◆ Material for this task
+ + +

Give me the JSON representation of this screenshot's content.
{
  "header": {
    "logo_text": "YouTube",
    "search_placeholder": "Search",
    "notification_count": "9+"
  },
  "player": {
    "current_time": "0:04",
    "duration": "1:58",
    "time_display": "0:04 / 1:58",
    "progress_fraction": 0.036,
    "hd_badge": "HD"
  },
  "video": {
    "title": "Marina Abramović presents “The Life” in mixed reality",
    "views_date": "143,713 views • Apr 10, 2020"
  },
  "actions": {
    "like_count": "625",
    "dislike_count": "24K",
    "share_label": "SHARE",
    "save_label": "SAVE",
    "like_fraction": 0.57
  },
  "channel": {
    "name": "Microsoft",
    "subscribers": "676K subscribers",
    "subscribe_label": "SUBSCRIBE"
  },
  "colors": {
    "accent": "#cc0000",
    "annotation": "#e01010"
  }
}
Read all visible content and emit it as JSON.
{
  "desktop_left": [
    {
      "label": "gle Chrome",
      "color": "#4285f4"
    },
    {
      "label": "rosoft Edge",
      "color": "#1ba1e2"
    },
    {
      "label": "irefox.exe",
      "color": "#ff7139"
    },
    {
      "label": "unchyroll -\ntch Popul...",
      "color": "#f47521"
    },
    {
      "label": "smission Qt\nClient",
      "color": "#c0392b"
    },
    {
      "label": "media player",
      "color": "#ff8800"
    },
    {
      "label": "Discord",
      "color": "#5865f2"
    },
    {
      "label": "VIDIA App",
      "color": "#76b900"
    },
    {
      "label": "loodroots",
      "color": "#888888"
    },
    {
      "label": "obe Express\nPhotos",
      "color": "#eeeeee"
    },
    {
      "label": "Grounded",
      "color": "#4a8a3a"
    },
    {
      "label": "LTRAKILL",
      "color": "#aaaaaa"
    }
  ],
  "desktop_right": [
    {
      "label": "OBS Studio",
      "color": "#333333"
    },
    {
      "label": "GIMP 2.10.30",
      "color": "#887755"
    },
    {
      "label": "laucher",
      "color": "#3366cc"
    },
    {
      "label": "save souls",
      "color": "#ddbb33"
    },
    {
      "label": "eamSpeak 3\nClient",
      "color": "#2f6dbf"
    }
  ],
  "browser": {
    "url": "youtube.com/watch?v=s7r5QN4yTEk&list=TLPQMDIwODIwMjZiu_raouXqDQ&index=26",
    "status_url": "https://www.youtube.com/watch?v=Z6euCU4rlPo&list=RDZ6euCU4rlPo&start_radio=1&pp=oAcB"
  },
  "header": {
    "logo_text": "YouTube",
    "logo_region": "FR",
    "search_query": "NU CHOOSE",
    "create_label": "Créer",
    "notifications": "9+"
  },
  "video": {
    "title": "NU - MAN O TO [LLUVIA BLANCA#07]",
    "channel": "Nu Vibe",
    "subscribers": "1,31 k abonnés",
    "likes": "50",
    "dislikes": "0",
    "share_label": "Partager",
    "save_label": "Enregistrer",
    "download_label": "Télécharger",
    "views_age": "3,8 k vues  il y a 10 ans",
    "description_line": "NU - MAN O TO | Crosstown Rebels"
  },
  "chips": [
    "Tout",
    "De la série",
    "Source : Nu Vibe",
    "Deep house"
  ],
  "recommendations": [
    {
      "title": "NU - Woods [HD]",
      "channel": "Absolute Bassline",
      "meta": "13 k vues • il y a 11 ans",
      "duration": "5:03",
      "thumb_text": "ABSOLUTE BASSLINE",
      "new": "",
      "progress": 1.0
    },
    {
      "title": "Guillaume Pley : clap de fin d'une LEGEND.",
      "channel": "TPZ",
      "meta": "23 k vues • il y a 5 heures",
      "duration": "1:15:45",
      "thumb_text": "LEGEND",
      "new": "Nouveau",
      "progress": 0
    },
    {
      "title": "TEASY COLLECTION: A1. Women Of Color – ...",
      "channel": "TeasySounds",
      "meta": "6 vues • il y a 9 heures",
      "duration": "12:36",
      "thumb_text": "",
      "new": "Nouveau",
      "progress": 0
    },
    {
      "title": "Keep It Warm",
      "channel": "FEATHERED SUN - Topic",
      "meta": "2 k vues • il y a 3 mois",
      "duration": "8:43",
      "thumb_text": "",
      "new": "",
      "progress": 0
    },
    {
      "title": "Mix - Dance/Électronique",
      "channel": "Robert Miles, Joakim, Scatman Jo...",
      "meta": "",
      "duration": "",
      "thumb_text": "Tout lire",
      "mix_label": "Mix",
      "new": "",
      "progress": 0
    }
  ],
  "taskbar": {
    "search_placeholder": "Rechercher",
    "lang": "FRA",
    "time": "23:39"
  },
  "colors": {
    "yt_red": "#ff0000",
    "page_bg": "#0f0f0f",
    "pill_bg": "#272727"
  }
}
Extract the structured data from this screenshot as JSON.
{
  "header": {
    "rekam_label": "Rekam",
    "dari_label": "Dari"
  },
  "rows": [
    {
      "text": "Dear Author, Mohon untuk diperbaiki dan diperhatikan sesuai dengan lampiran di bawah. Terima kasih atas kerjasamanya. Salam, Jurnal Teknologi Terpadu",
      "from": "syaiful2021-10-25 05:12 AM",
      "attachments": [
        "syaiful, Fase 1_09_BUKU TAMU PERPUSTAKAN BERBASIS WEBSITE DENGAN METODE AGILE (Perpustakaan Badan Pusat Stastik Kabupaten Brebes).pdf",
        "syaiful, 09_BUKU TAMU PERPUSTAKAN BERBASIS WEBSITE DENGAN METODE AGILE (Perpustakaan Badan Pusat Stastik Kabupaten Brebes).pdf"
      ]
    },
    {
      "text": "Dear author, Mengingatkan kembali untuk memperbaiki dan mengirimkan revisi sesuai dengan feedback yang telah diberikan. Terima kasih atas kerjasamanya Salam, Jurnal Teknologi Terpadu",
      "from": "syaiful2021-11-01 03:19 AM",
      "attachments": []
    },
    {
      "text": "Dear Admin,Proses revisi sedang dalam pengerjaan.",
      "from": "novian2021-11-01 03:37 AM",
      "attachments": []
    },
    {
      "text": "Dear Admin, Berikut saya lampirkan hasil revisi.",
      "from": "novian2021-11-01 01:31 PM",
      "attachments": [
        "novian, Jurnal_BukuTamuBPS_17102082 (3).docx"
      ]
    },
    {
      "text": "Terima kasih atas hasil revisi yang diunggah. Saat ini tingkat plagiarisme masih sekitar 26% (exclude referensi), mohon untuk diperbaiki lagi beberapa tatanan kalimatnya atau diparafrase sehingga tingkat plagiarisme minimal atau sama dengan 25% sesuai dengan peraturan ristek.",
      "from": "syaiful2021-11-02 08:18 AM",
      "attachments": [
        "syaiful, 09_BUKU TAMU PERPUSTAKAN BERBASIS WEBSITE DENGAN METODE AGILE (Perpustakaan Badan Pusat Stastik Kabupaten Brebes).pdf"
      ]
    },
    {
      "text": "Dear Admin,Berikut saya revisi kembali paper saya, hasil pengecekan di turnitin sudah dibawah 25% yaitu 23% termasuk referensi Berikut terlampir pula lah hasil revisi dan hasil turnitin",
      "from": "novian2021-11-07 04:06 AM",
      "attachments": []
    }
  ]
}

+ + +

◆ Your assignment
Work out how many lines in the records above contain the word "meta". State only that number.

◆ Written response
5